Order each of 3,859 computerized scanners at 1,358 poll sites to print out a paper strip that shows the votes cast for every candidate, broken down by election district. Cut up each machine’s strip by election district. Gather the scraps of paper into piles for each race and each one of 6,109 election districts. Add the numbers up by hand and write the totals on sheets of paper that are taken to police stations to be entered into computers for dissemination by The Associated Press. Read More
Attorney Charles A. Pascal, Jr., has filed a Motion For Reconsideration on behalf of members of the specially appointed Venango County Election Board. The filing was made this afternoon in response to President Judge Oliver J. Lobaugh’s order dismissing the Board yesterday. Citing ongoing investigations into serious voting machine problems reported during the May 17 primary election, the specially appointed Election Board requested that they be allowed to continue their work until 11:59 PM on December 31, 2011.
“The members of the specially appointed Board of Elections believes that it is necessary to continue their work in order to assure the voters of the County of Venango of the integrity of the election process in the county,” the Motion states, “and to assure that any possible violations of policy, protocol, best practices, or the law, or any directive of the Pennsylvania Secretary of State, are not repeated in future elections.” Read More
More than eight million Egyptians voted in the opening round of their first free vote in six decades in what the election chief said Friday was a turnout of 62 percent, far higher than in the rigged polls of deposed President Hosni Mubarak. The Muslim Brotherhood’s party and its ultra-conservative Salafi rivals looked set to top the polls, to the alarm of many at home and abroad. Moderate Islamists have won elections in Tunisia and Morocco in the past two months.
The emergence of ambitious Salafi parties is one of the starkest measures of change in post-Mubarak Egypt. The world is watching the election for pointers to the future in Egypt, the most populous Arab nation and one hitherto seen as a firm U.S. ally committed to preserving its peace treaty with Israel and fighting Islamist militancy. Read More
In Cairo, Alexandria and other governorates 9 the second day of voting for the lower house of parliament opens. Yesterday the turnout at the polls was higher than expected with queues several hundreds of meters long, especially in the most popular districts of the city. In Alexandria in many seats more women voted than men, according to some a sign of the desire for participation in the construction of the new Egypt.
Despite the peaceful environment, sources tell AsiaNews of arguments and attempts to influence the vote by the Muslim Brotherhood. Most incidents occurred in women’s polling stations, where women dressed in the nijab invited others to vote for the Islamist formation. In Cairo’s most populated areas members of radical Muslim parties distributed packages with sugar, salt, oil, engraved with the program and the candidate to vote to people in line. This had already occurred during the referendum on the March 19 constitution. Read More

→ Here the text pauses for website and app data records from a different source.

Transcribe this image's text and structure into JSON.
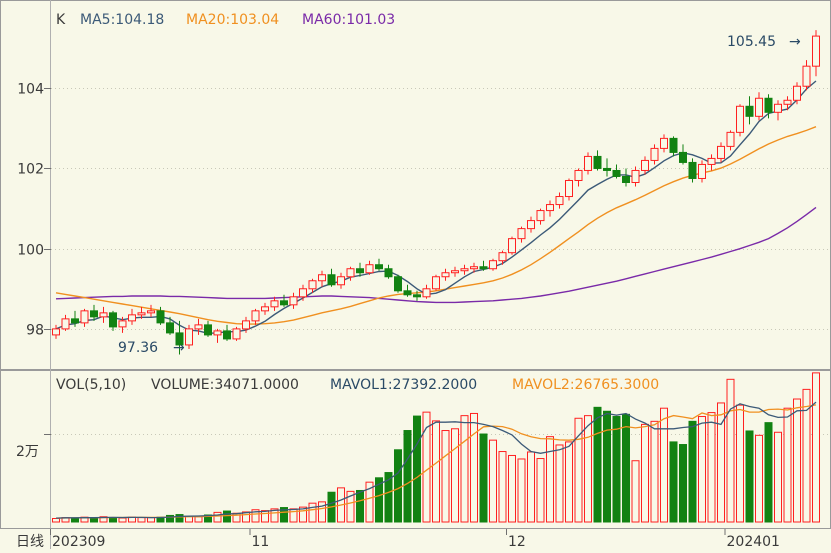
{
  "colors": {
    "background": "#f8f8e8",
    "frame": "#9a9a9a",
    "text": "#3a3a3a",
    "up": "#ff2020",
    "down": "#128212",
    "ma5": "#3c5a78",
    "ma20": "#f09020",
    "ma60": "#7a2aa8"
  },
  "legend": {
    "k_label": "K",
    "ma5": "MA5:104.18",
    "ma20": "MA20:103.04",
    "ma60": "MA60:101.03"
  },
  "volume_legend": {
    "prefix": "VOL(5,10)",
    "volume": "VOLUME:34071.0000",
    "mavol1": "MAVOL1:27392.2000",
    "mavol2": "MAVOL2:26765.3000"
  },
  "annotations": {
    "high": "105.45",
    "low": "97.36"
  },
  "period_label": "日线",
  "chart_data": [
    {
      "type": "candlestick",
      "title": "",
      "x_labels": [
        "202309",
        "11",
        "12",
        "202401"
      ],
      "x_label_index": [
        0,
        21,
        48,
        71
      ],
      "ylim": [
        97.0,
        106.2
      ],
      "y_ticks": [
        98,
        100,
        102,
        104
      ],
      "ohlc": [
        [
          97.85,
          98.1,
          97.75,
          98.0
        ],
        [
          98.0,
          98.35,
          97.95,
          98.25
        ],
        [
          98.25,
          98.45,
          98.05,
          98.15
        ],
        [
          98.15,
          98.5,
          98.05,
          98.45
        ],
        [
          98.45,
          98.6,
          98.2,
          98.3
        ],
        [
          98.3,
          98.55,
          98.15,
          98.4
        ],
        [
          98.4,
          98.45,
          97.95,
          98.05
        ],
        [
          98.05,
          98.3,
          97.9,
          98.2
        ],
        [
          98.2,
          98.5,
          98.1,
          98.35
        ],
        [
          98.35,
          98.55,
          98.25,
          98.4
        ],
        [
          98.4,
          98.6,
          98.3,
          98.45
        ],
        [
          98.45,
          98.55,
          98.1,
          98.15
        ],
        [
          98.15,
          98.3,
          97.85,
          97.9
        ],
        [
          97.9,
          98.2,
          97.36,
          97.6
        ],
        [
          97.6,
          98.1,
          97.5,
          98.0
        ],
        [
          98.0,
          98.25,
          97.85,
          98.1
        ],
        [
          98.1,
          98.2,
          97.8,
          97.85
        ],
        [
          97.85,
          98.0,
          97.65,
          97.95
        ],
        [
          97.95,
          98.1,
          97.7,
          97.75
        ],
        [
          97.75,
          98.05,
          97.7,
          98.0
        ],
        [
          98.0,
          98.3,
          97.9,
          98.2
        ],
        [
          98.2,
          98.5,
          98.1,
          98.45
        ],
        [
          98.45,
          98.65,
          98.35,
          98.55
        ],
        [
          98.55,
          98.8,
          98.45,
          98.7
        ],
        [
          98.7,
          98.85,
          98.55,
          98.6
        ],
        [
          98.6,
          98.9,
          98.5,
          98.8
        ],
        [
          98.8,
          99.1,
          98.7,
          99.0
        ],
        [
          99.0,
          99.25,
          98.9,
          99.2
        ],
        [
          99.2,
          99.45,
          99.05,
          99.35
        ],
        [
          99.35,
          99.5,
          99.05,
          99.1
        ],
        [
          99.1,
          99.4,
          99.0,
          99.3
        ],
        [
          99.3,
          99.55,
          99.2,
          99.5
        ],
        [
          99.5,
          99.65,
          99.3,
          99.4
        ],
        [
          99.4,
          99.7,
          99.35,
          99.6
        ],
        [
          99.6,
          99.75,
          99.45,
          99.5
        ],
        [
          99.5,
          99.6,
          99.25,
          99.3
        ],
        [
          99.3,
          99.35,
          98.9,
          98.95
        ],
        [
          98.95,
          99.1,
          98.8,
          98.85
        ],
        [
          98.85,
          98.95,
          98.7,
          98.8
        ],
        [
          98.8,
          99.1,
          98.75,
          99.0
        ],
        [
          99.0,
          99.35,
          98.95,
          99.3
        ],
        [
          99.3,
          99.5,
          99.2,
          99.4
        ],
        [
          99.4,
          99.55,
          99.3,
          99.45
        ],
        [
          99.45,
          99.6,
          99.35,
          99.5
        ],
        [
          99.5,
          99.65,
          99.4,
          99.55
        ],
        [
          99.55,
          99.7,
          99.45,
          99.5
        ],
        [
          99.5,
          99.75,
          99.45,
          99.7
        ],
        [
          99.7,
          99.95,
          99.6,
          99.9
        ],
        [
          99.9,
          100.3,
          99.85,
          100.25
        ],
        [
          100.25,
          100.55,
          100.15,
          100.5
        ],
        [
          100.5,
          100.8,
          100.4,
          100.7
        ],
        [
          100.7,
          101.0,
          100.6,
          100.95
        ],
        [
          100.95,
          101.2,
          100.8,
          101.1
        ],
        [
          101.1,
          101.4,
          101.0,
          101.3
        ],
        [
          101.3,
          101.75,
          101.2,
          101.7
        ],
        [
          101.7,
          102.0,
          101.55,
          101.95
        ],
        [
          101.95,
          102.4,
          101.85,
          102.3
        ],
        [
          102.3,
          102.45,
          101.95,
          102.0
        ],
        [
          102.0,
          102.25,
          101.8,
          101.95
        ],
        [
          101.95,
          102.1,
          101.75,
          101.8
        ],
        [
          101.8,
          102.0,
          101.55,
          101.65
        ],
        [
          101.65,
          102.05,
          101.55,
          101.95
        ],
        [
          101.95,
          102.3,
          101.85,
          102.2
        ],
        [
          102.2,
          102.6,
          102.1,
          102.5
        ],
        [
          102.5,
          102.85,
          102.4,
          102.75
        ],
        [
          102.75,
          102.8,
          102.3,
          102.4
        ],
        [
          102.4,
          102.6,
          102.1,
          102.15
        ],
        [
          102.15,
          102.25,
          101.65,
          101.75
        ],
        [
          101.75,
          102.2,
          101.65,
          102.1
        ],
        [
          102.1,
          102.35,
          101.95,
          102.25
        ],
        [
          102.25,
          102.65,
          102.15,
          102.55
        ],
        [
          102.55,
          102.95,
          102.45,
          102.9
        ],
        [
          102.9,
          103.6,
          102.8,
          103.55
        ],
        [
          103.55,
          103.8,
          103.1,
          103.3
        ],
        [
          103.3,
          103.9,
          103.2,
          103.75
        ],
        [
          103.75,
          103.85,
          103.25,
          103.4
        ],
        [
          103.4,
          103.7,
          103.2,
          103.6
        ],
        [
          103.6,
          103.8,
          103.45,
          103.7
        ],
        [
          103.7,
          104.15,
          103.6,
          104.05
        ],
        [
          104.05,
          104.7,
          103.95,
          104.55
        ],
        [
          104.55,
          105.45,
          104.3,
          105.3
        ]
      ],
      "ma5": [
        98.0,
        98.1,
        98.13,
        98.21,
        98.23,
        98.32,
        98.28,
        98.23,
        98.27,
        98.29,
        98.29,
        98.31,
        98.25,
        98.09,
        97.97,
        97.95,
        97.89,
        97.9,
        97.93,
        97.93,
        97.97,
        98.07,
        98.19,
        98.36,
        98.51,
        98.64,
        98.77,
        98.91,
        99.05,
        99.13,
        99.19,
        99.29,
        99.33,
        99.38,
        99.43,
        99.44,
        99.33,
        99.18,
        99.0,
        98.86,
        98.89,
        98.98,
        99.14,
        99.3,
        99.43,
        99.48,
        99.54,
        99.63,
        99.79,
        99.97,
        100.15,
        100.34,
        100.52,
        100.73,
        100.97,
        101.21,
        101.46,
        101.6,
        101.73,
        101.84,
        101.84,
        101.78,
        101.86,
        102.02,
        102.19,
        102.32,
        102.39,
        102.34,
        102.25,
        102.13,
        102.14,
        102.31,
        102.59,
        102.86,
        103.17,
        103.37,
        103.43,
        103.48,
        103.71,
        103.98,
        104.18
      ],
      "ma20": [
        98.9,
        98.86,
        98.82,
        98.78,
        98.74,
        98.7,
        98.66,
        98.62,
        98.58,
        98.54,
        98.5,
        98.46,
        98.42,
        98.38,
        98.33,
        98.28,
        98.23,
        98.19,
        98.16,
        98.13,
        98.12,
        98.12,
        98.13,
        98.15,
        98.18,
        98.22,
        98.28,
        98.34,
        98.4,
        98.45,
        98.5,
        98.56,
        98.63,
        98.7,
        98.77,
        98.82,
        98.86,
        98.88,
        98.9,
        98.92,
        98.95,
        98.99,
        99.03,
        99.07,
        99.11,
        99.15,
        99.2,
        99.27,
        99.36,
        99.47,
        99.6,
        99.75,
        99.91,
        100.08,
        100.25,
        100.42,
        100.6,
        100.76,
        100.9,
        101.02,
        101.12,
        101.22,
        101.33,
        101.45,
        101.57,
        101.67,
        101.76,
        101.83,
        101.89,
        101.94,
        102.01,
        102.11,
        102.23,
        102.36,
        102.49,
        102.61,
        102.71,
        102.8,
        102.87,
        102.95,
        103.04
      ],
      "ma60": [
        98.75,
        98.76,
        98.77,
        98.78,
        98.79,
        98.8,
        98.81,
        98.81,
        98.82,
        98.82,
        98.82,
        98.82,
        98.81,
        98.81,
        98.8,
        98.79,
        98.78,
        98.77,
        98.76,
        98.76,
        98.76,
        98.76,
        98.76,
        98.77,
        98.78,
        98.79,
        98.8,
        98.81,
        98.82,
        98.82,
        98.81,
        98.8,
        98.79,
        98.78,
        98.76,
        98.74,
        98.72,
        98.7,
        98.68,
        98.67,
        98.66,
        98.66,
        98.66,
        98.67,
        98.68,
        98.69,
        98.7,
        98.72,
        98.74,
        98.76,
        98.79,
        98.82,
        98.86,
        98.9,
        98.94,
        98.99,
        99.04,
        99.09,
        99.14,
        99.19,
        99.25,
        99.31,
        99.37,
        99.43,
        99.49,
        99.55,
        99.61,
        99.67,
        99.73,
        99.79,
        99.86,
        99.93,
        100.0,
        100.08,
        100.16,
        100.25,
        100.38,
        100.52,
        100.68,
        100.85,
        101.03
      ]
    },
    {
      "type": "bar",
      "title": "",
      "ylabel_tick": "2万",
      "ylim": [
        0,
        34500
      ],
      "y_ticks": [
        20000
      ],
      "values": [
        800,
        1000,
        900,
        1100,
        1000,
        1200,
        1000,
        900,
        1100,
        1000,
        1000,
        1100,
        1500,
        1700,
        1300,
        1200,
        1600,
        2200,
        2500,
        2000,
        2300,
        2800,
        2600,
        3000,
        3300,
        3000,
        3400,
        4300,
        4600,
        6800,
        7800,
        7000,
        7200,
        9100,
        10100,
        11300,
        16500,
        20900,
        24200,
        25100,
        23100,
        20900,
        21300,
        24300,
        24800,
        20100,
        18700,
        16100,
        15200,
        14400,
        16000,
        14500,
        19500,
        17600,
        18300,
        23700,
        24300,
        26200,
        25300,
        24100,
        24600,
        14000,
        22300,
        23000,
        26000,
        18300,
        17700,
        23000,
        24100,
        25000,
        27200,
        32600,
        26700,
        20800,
        19800,
        22700,
        20500,
        26000,
        28100,
        30300,
        34071
      ],
      "mavol1": [
        900,
        950,
        960,
        980,
        990,
        1020,
        1040,
        1020,
        1050,
        1060,
        1000,
        1020,
        1120,
        1280,
        1320,
        1360,
        1460,
        1600,
        1860,
        1900,
        2120,
        2320,
        2420,
        2640,
        2760,
        2860,
        3000,
        3340,
        3640,
        4280,
        5020,
        5940,
        6800,
        7640,
        8640,
        9640,
        11200,
        14400,
        17800,
        21600,
        22800,
        22800,
        22900,
        22700,
        22700,
        22300,
        21800,
        20900,
        19900,
        17800,
        16100,
        15700,
        16100,
        16500,
        17300,
        19700,
        22000,
        23800,
        24800,
        24400,
        24800,
        23500,
        22600,
        21300,
        21300,
        21300,
        21600,
        21800,
        22600,
        22800,
        22300,
        25800,
        27000,
        26400,
        26000,
        24500,
        23900,
        24000,
        25400,
        25500,
        27392
      ],
      "mavol2": [
        900,
        920,
        940,
        960,
        980,
        1000,
        1020,
        1030,
        1040,
        1050,
        1060,
        1060,
        1100,
        1160,
        1200,
        1220,
        1280,
        1370,
        1470,
        1550,
        1680,
        1820,
        1940,
        2080,
        2230,
        2380,
        2560,
        2810,
        3080,
        3460,
        3880,
        4340,
        4850,
        5410,
        6040,
        6770,
        7640,
        8830,
        10200,
        11840,
        13450,
        15120,
        16770,
        18440,
        20130,
        21750,
        21900,
        21800,
        21200,
        20150,
        19500,
        19050,
        19000,
        18750,
        18700,
        18900,
        19350,
        20250,
        21000,
        21200,
        21800,
        21500,
        21800,
        22200,
        23600,
        24300,
        24000,
        23600,
        24900,
        24300,
        24500,
        25400,
        25700,
        25100,
        25100,
        25700,
        25800,
        25600,
        26100,
        26400,
        26765
      ]
    }
  ]
}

The St Lucia Labour Party (SLP) came storming back into government in Monday’s general election, five years after it was swept aside by the United Workers Party (UWP). SLP Leader Dr Kenny Anthony told St Lucians that the “days ahead will be hard, it will be difficult” and that the right message would be sent by not declaring a public holiday as has been the tradition over the years to celebrate the victory.
“I am afraid there will be no holiday (Tuesday), we will get to work immediately. There is a hard job ahead of all of us and it is important for the sake of this country that we take the right step from now,” he added. Preliminary results show that the SLP secured a majority of the 17 seats, and could be victorious in as many as 11 constituencies given that some of the results were being contested by both parties. Read More